In addition to minimal side effects, patients who undergo the CyberKnife treatment tend to have a better chance of potency preservation than those who have surgery and external radiation. With sub-millimeter accuracy, the CyberKnife allows the physician to treat a very specific targeted area. This capability helps avoid nerve damage during the treatment, ultimately helping retain patients’ erectile function.
In summary, the CyberKnife treatment offers an alternative treatment option for prostate cancer patients. While providing equivalent tumor control rates compared to surgery, the CyberKnife is definitely less invasive. More importantly, patients can continue their normal daily routine while undergoing treatment as there is no recovery period.
Prostate Treatment at the Pasadena CyberKnife Center
Since our inception a year ago, the Pasadena CyberKnife Center had treated more than a dozen patients with prostate cancer. Our patients are followed closely for treatment results and any side effects. We are happy to report that they are all doing very well and their PSA’s have all come down since the CyberKnife treatment.

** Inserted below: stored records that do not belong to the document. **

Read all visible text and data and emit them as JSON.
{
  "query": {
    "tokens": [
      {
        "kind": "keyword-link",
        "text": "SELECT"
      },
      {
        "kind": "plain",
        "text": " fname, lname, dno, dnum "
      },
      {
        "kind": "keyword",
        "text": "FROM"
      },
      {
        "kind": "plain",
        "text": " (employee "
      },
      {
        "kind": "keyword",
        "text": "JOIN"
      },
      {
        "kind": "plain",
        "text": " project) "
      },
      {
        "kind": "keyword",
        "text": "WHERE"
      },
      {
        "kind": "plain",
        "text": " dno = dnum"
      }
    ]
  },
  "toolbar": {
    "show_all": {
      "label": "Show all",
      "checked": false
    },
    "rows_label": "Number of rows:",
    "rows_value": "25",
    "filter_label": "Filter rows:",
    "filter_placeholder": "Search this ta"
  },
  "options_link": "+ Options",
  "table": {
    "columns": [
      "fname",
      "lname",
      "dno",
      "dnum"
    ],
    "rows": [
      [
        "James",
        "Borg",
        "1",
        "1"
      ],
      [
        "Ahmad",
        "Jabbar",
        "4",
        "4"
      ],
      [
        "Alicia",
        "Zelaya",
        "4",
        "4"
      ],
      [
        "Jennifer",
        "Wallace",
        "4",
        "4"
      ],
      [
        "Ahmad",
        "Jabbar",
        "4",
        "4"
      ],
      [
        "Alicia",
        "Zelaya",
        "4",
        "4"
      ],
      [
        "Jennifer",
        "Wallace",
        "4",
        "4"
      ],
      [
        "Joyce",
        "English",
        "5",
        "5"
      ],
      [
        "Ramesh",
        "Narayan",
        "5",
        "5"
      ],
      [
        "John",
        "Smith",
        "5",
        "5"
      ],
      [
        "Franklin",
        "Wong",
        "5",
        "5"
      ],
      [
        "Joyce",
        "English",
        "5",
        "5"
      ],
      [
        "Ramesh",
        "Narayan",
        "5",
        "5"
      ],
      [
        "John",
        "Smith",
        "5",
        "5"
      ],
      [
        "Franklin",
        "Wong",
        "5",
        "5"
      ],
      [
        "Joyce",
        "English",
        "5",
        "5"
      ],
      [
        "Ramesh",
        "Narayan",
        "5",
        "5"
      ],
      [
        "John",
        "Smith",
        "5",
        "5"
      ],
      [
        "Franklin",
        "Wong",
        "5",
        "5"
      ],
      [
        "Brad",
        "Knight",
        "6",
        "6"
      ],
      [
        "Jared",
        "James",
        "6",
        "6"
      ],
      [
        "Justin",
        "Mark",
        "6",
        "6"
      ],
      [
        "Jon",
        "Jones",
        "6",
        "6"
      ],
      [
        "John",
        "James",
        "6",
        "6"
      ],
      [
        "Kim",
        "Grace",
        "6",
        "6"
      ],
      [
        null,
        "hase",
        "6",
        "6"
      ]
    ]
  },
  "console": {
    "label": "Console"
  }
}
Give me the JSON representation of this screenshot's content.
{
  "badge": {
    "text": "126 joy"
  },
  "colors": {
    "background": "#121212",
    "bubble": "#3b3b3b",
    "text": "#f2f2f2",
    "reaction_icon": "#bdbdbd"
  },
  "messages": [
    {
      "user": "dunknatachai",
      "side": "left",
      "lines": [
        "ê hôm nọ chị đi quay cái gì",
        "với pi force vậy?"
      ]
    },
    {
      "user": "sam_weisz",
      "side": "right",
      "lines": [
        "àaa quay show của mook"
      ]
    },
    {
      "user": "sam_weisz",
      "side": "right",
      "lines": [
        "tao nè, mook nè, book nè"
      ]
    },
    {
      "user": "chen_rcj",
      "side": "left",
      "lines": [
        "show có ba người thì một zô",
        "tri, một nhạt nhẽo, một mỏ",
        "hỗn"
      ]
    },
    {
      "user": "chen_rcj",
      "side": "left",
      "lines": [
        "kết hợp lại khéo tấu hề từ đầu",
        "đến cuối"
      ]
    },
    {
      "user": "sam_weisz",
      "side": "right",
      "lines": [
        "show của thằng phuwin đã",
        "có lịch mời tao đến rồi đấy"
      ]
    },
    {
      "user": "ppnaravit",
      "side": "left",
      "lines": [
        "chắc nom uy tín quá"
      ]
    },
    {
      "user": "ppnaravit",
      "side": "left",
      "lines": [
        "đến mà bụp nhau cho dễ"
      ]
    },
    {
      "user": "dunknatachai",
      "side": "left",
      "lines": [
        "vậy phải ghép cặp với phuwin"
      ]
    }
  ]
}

We are currently accepting patients with low and intermediate risk prostate cancer on a CyberKnife treatment protocol, and will compare the results with other CyberKnife clinics. If you want to find out more about the CyberKnife radiosurgery technology, please call us at 626-768-1021 or visit our website at www.pasadenacyberknife.com.
Did you know that the CyberKnife Radiosurgery is another treatment option for Trigeminal Neuralgia besides the Gamma Knife? We recently treated a patient diagnosed with Trigeminal Neuralgia who suffered from right-sided facial pain for over a year. She lost 65 lbs because she was not able to chew or eat due to the pain. Two weeks after her CyberKnife treatment, she reported 90% reduction in facial pain. It has now been almost 4 months since her treatment, she is now pain-free and more importantly, can enjoy eating her favorite meal again.
Below is her testimonial:
“I am very satisfied with the CyberKnife radiosurgery. I had not been able to eat and sometimes not even been able to talk over the past 16 months of having TN. I lost 65 lbs, not because I wanted to, but because I couldn’t eat. I can eat now after a couple of weeks post-treatment and have put on 5 lbs. I could hardly walk very far before and now I can walk just fine. I couldn’t wear my bottom dentures before and now I can. All is going just fine.” ~ B
Trigeminal Neuralgia is a chronic condition that causes a stabbing or electric-shock-like pain in parts of the face. It usually affects older adults but may affect anyone at any age. Symptoms of Trigeminal Neuralgia include:
- Very painful, sharp electric-like spasms that usually last a few seconds or minutes, but can become constant
- Pain is usually only on one side of the face, often around the eye, cheek, and lower part of the face
- Pain may be triggered by touch or sounds
- Painful attacks can be triggered by common, everyday activities, such as brushing teeth, chewing, drinking, eating, lightly touching the face and shaving
It is often easy to mistake the pain of Trigeminal Neuralgia for a toothache or a headache. If you suffer from facial pain, please consult your physician.